▶ [TASK TO CARRY OUT]:
What lines of the data below hold the string "value"? Copy each one out.

Start of Block

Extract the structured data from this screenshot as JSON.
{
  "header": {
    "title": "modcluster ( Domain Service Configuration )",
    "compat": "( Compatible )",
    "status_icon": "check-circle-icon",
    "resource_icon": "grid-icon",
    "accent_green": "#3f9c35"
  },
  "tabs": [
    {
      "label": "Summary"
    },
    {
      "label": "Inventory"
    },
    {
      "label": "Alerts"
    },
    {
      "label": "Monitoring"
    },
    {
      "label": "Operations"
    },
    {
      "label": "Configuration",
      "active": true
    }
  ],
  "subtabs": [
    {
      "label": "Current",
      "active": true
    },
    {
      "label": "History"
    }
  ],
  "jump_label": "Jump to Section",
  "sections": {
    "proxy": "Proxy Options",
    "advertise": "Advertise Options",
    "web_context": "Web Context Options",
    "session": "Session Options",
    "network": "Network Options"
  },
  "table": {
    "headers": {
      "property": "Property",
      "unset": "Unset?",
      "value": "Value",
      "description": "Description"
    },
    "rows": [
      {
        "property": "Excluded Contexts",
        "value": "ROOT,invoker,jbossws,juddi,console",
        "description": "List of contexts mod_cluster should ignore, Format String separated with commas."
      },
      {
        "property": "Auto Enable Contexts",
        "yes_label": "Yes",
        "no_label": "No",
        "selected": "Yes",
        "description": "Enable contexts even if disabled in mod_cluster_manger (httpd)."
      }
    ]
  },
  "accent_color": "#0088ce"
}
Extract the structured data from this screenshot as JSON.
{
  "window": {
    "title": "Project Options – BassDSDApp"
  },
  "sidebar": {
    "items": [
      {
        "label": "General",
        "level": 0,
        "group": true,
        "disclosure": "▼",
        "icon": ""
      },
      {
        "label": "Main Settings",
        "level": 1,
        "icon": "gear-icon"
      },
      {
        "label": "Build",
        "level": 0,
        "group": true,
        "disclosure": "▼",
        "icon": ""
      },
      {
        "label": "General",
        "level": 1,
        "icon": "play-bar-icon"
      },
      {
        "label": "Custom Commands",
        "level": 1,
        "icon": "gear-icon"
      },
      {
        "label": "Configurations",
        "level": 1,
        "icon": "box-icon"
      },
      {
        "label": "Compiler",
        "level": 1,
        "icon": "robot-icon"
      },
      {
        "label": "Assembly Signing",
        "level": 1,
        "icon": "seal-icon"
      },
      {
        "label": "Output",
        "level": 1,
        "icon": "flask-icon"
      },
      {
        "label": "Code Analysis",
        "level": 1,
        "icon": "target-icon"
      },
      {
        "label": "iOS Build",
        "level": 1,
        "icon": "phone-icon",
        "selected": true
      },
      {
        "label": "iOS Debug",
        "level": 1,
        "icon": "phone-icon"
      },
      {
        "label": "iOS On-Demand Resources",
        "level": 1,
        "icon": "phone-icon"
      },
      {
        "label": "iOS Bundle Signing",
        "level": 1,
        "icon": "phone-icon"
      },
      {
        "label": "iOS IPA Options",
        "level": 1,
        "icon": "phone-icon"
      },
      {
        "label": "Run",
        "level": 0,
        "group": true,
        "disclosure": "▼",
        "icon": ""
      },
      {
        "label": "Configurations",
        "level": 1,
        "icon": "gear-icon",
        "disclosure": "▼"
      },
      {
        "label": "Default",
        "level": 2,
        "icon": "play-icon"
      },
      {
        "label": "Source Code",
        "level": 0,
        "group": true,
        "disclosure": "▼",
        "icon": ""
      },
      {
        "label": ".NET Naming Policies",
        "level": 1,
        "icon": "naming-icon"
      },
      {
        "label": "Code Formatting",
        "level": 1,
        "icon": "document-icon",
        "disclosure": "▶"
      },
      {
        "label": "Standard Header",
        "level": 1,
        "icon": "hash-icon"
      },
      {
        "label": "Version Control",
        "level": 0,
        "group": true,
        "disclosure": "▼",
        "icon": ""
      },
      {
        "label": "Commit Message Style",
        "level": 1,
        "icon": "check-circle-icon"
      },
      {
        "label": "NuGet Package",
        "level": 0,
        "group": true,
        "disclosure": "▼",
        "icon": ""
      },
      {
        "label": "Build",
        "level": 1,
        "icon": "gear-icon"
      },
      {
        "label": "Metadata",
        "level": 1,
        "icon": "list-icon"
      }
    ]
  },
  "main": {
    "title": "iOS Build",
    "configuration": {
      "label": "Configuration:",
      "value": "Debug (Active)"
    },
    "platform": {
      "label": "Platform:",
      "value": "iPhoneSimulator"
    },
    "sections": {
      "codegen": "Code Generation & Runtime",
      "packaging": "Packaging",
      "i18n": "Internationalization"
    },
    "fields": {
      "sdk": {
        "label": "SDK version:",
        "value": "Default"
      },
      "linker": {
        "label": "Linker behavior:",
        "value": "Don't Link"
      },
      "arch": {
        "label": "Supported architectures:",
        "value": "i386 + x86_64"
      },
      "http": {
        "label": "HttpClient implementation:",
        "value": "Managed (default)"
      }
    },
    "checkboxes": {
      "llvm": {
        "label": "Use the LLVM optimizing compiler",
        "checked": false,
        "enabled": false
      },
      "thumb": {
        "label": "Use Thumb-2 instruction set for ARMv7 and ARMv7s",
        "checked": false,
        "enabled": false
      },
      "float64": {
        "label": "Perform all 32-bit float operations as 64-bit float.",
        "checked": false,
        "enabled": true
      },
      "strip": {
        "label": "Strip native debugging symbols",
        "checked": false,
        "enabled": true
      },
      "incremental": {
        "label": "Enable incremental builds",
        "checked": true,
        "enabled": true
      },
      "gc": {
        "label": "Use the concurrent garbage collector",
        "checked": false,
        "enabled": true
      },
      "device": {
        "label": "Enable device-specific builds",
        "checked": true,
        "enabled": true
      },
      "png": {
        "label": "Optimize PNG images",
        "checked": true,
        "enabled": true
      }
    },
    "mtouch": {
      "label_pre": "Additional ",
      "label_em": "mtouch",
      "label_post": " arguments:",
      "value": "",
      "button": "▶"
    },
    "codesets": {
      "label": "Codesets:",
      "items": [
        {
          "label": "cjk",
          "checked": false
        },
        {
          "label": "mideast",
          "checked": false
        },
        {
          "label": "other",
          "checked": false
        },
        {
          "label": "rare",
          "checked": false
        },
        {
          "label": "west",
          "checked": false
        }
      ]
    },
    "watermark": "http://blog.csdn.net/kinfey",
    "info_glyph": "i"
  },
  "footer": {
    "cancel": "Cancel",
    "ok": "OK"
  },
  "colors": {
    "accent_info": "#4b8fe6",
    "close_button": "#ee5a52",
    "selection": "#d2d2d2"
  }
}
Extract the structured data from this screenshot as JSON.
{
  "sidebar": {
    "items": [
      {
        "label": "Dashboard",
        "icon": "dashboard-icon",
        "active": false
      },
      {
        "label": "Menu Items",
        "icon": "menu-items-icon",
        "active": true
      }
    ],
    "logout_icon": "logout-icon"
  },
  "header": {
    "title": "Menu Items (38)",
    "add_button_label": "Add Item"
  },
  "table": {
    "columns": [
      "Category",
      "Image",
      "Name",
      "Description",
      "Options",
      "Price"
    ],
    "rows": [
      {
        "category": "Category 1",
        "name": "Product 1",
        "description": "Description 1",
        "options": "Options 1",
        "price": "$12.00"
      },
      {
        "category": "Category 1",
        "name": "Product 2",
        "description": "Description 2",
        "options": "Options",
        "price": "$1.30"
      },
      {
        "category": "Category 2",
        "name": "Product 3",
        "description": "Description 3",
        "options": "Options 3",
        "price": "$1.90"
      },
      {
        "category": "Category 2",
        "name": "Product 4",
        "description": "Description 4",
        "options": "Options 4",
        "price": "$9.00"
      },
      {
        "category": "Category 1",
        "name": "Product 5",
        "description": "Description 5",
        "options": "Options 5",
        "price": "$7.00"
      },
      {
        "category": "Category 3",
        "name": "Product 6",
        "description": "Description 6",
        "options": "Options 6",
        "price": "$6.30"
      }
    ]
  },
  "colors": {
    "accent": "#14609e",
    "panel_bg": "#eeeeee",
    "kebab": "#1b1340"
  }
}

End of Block

▶ [RESULT FOR THIS TASK]:
      "value": "Value",
        "value": "ROOT,invoker,jbossws,juddi,console",
      "value": "Debug (Active)"
      "value": "iPhoneSimulator"
        "value": "Default"
        "value": "Don't Link"
        "value": "i386 + x86_64"
        "value": "Managed (default)"
      "value": "",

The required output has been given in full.